===== Input data =====
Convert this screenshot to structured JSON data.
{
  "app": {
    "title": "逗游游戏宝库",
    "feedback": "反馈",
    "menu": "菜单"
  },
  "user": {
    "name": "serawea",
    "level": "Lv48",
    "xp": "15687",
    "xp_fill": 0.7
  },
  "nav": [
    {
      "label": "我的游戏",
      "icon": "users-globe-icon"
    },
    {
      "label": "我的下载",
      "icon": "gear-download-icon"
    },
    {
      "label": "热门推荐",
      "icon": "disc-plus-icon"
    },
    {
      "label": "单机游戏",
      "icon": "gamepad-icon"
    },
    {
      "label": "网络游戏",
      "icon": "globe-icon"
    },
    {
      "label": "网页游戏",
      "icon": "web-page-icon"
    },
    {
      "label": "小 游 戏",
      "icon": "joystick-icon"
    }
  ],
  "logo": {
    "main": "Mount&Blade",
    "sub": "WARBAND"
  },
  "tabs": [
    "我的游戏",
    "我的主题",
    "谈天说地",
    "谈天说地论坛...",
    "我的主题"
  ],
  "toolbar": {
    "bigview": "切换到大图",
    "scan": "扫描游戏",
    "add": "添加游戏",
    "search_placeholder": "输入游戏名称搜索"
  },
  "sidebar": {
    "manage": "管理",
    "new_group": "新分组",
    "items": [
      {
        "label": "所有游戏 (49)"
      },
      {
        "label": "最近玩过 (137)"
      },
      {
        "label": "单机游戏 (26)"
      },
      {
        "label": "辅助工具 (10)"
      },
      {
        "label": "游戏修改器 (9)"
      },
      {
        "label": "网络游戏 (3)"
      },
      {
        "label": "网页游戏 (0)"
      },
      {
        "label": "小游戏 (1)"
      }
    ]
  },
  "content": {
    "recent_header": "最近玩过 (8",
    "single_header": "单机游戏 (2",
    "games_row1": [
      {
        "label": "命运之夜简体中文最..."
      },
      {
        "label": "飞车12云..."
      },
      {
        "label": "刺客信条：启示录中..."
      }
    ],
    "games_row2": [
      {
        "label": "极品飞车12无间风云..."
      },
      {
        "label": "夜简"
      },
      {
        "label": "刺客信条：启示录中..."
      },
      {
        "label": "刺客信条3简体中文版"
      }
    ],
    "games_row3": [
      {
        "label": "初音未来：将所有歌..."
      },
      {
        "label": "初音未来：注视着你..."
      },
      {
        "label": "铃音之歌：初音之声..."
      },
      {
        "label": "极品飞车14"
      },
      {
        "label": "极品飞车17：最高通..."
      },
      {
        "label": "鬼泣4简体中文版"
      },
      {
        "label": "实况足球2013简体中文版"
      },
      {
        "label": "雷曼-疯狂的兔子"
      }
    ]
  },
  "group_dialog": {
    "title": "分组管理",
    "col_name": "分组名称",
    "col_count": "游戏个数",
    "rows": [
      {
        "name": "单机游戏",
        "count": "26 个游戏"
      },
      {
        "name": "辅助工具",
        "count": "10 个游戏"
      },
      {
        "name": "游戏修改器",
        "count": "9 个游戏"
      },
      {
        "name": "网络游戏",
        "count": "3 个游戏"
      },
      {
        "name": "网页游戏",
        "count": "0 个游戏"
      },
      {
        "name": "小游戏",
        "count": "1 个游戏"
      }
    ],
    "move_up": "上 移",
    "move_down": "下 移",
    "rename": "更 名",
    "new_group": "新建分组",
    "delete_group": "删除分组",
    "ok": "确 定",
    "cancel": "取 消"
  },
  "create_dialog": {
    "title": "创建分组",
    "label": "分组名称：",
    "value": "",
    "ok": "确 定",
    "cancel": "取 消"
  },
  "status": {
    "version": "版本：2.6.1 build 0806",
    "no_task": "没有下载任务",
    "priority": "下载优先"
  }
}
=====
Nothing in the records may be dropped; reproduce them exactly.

Convert this screenshot to structured JSON data.
{
  "app": {
    "title": "逗游游戏宝库",
    "feedback": "反馈",
    "menu": "菜单"
  },
  "user": {
    "name": "serawea",
    "level": "Lv48",
    "xp": "15687",
    "xp_fill": 0.7
  },
  "nav": [
    {
      "label": "我的游戏",
      "icon": "users-globe-icon"
    },
    {
      "label": "我的下载",
      "icon": "gear-download-icon"
    },
    {
      "label": "热门推荐",
      "icon": "disc-plus-icon"
    },
    {
      "label": "单机游戏",
      "icon": "gamepad-icon"
    },
    {
      "label": "网络游戏",
      "icon": "globe-icon"
    },
    {
      "label": "网页游戏",
      "icon": "web-page-icon"
    },
    {
      "label": "小 游 戏",
      "icon": "joystick-icon"
    }
  ],
  "logo": {
    "main": "Mount&Blade",
    "sub": "WARBAND"
  },
  "tabs": [
    "我的游戏",
    "我的主题",
    "谈天说地",
    "谈天说地论坛...",
    "我的主题"
  ],
  "toolbar": {
    "bigview": "切换到大图",
    "scan": "扫描游戏",
    "add": "添加游戏",
    "search_placeholder": "输入游戏名称搜索"
  },
  "sidebar": {
    "manage": "管理",
    "new_group": "新分组",
    "items": [
      {
        "label": "所有游戏 (49)"
      },
      {
        "label": "最近玩过 (137)"
      },
      {
        "label": "单机游戏 (26)"
      },
      {
        "label": "辅助工具 (10)"
      },
      {
        "label": "游戏修改器 (9)"
      },
      {
        "label": "网络游戏 (3)"
      },
      {
        "label": "网页游戏 (0)"
      },
      {
        "label": "小游戏 (1)"
      }
    ]
  },
  "content": {
    "recent_header": "最近玩过 (8",
    "single_header": "单机游戏 (2",
    "games_row1": [
      {
        "label": "命运之夜简体中文最..."
      },
      {
        "label": "飞车12云..."
      },
      {
        "label": "刺客信条：启示录中..."
      }
    ],
    "games_row2": [
      {
        "label": "极品飞车12无间风云..."
      },
      {
        "label": "夜简"
      },
      {
        "label": "刺客信条：启示录中..."
      },
      {
        "label": "刺客信条3简体中文版"
      }
    ],
    "games_row3": [
      {
        "label": "初音未来：将所有歌..."
      },
      {
        "label": "初音未来：注视着你..."
      },
      {
        "label": "铃音之歌：初音之声..."
      },
      {
        "label": "极品飞车14"
      },
      {
        "label": "极品飞车17：最高通..."
      },
      {
        "label": "鬼泣4简体中文版"
      },
      {
        "label": "实况足球2013简体中文版"
      },
      {
        "label": "雷曼-疯狂的兔子"
      }
    ]
  },
  "group_dialog": {
    "title": "分组管理",
    "col_name": "分组名称",
    "col_count": "游戏个数",
    "rows": [
      {
        "name": "单机游戏",
        "count": "26 个游戏"
      },
      {
        "name": "辅助工具",
        "count": "10 个游戏"
      },
      {
        "name": "游戏修改器",
        "count": "9 个游戏"
      },
      {
        "name": "网络游戏",
        "count": "3 个游戏"
      },
      {
        "name": "网页游戏",
        "count": "0 个游戏"
      },
      {
        "name": "小游戏",
        "count": "1 个游戏"
      }
    ],
    "move_up": "上 移",
    "move_down": "下 移",
    "rename": "更 名",
    "new_group": "新建分组",
    "delete_group": "删除分组",
    "ok": "确 定",
    "cancel": "取 消"
  },
  "create_dialog": {
    "title": "创建分组",
    "label": "分组名称：",
    "value": "",
    "ok": "确 定",
    "cancel": "取 消"
  },
  "status": {
    "version": "版本：2.6.1 build 0806",
    "no_task": "没有下载任务",
    "priority": "下载优先"
  }
}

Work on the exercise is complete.